Public school officials in central Pennsylvania threatened to report a new homeschooling family to child protective services if the parents refused to provide information not required by state law.
The Home School Legal Defense Association member family had recently withdrawn their daughter from a private school because they thought homeschooling would be a better fit for the upcoming school year. After filing the required homeschool affidavit, the school district responded with a list of demands, including grades and report cards from their daughter’s previous schools.
When the family inquired whether submitting this information was mandatory, the district threatened to contact child protective services if the district did not receive the requested information.
Child protection agencies serve an important role in safeguarding children. But threatening a report of abuse or neglect should not be used to coerce families into providing unnecessary information.
I contacted the school officials on the family’s behalf. I provided some basic information that was missing from the family’s initial affidavit, and clarified that the family was under no obligation to provide information beyond what the law requires, such as the student’s prior private school records.
I also pointed out that school districts are without authority to establish policies or procedures that add to or contradict state law.

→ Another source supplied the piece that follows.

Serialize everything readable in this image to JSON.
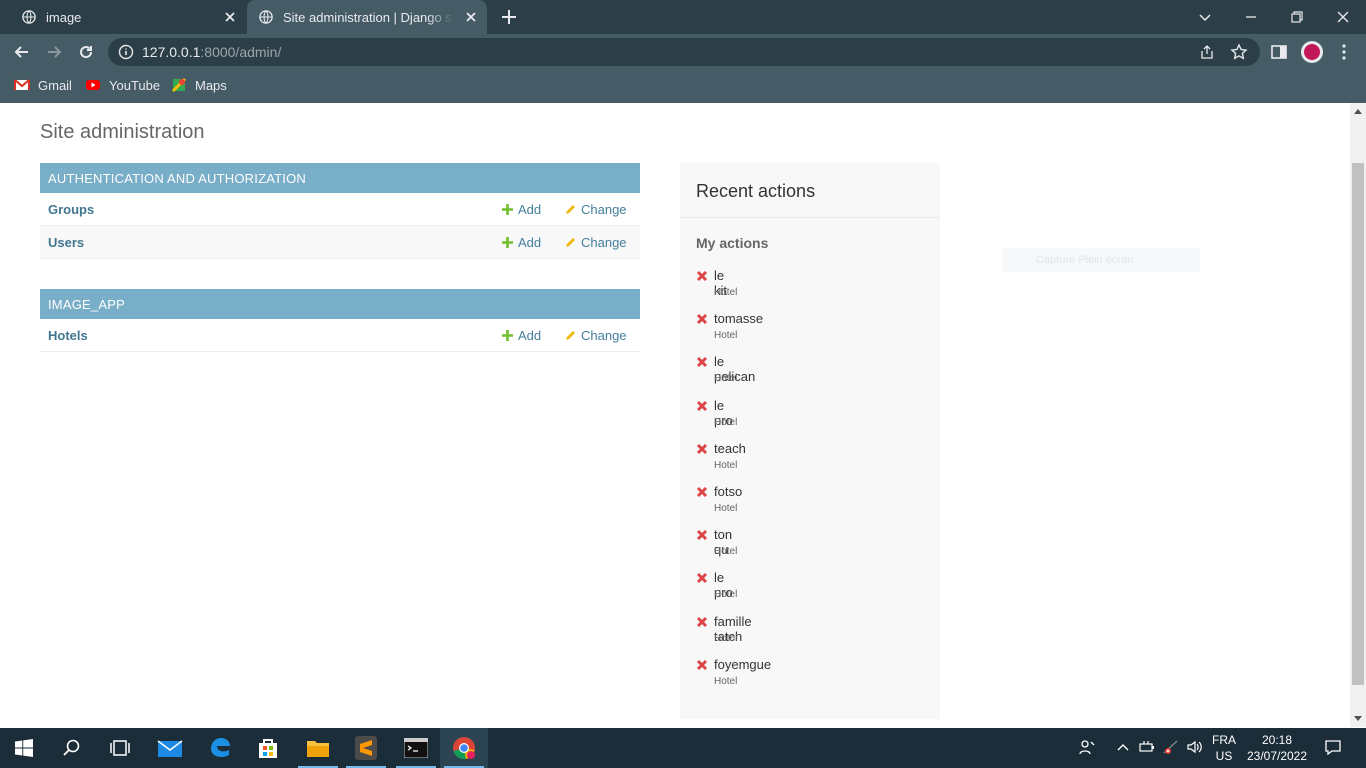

Provided that the family complies with the legal requirements for homeschooling, the decision to homeschool is not subject to the approval of school officials.
The school district did not respond to my letter, but dropped the request for additional information.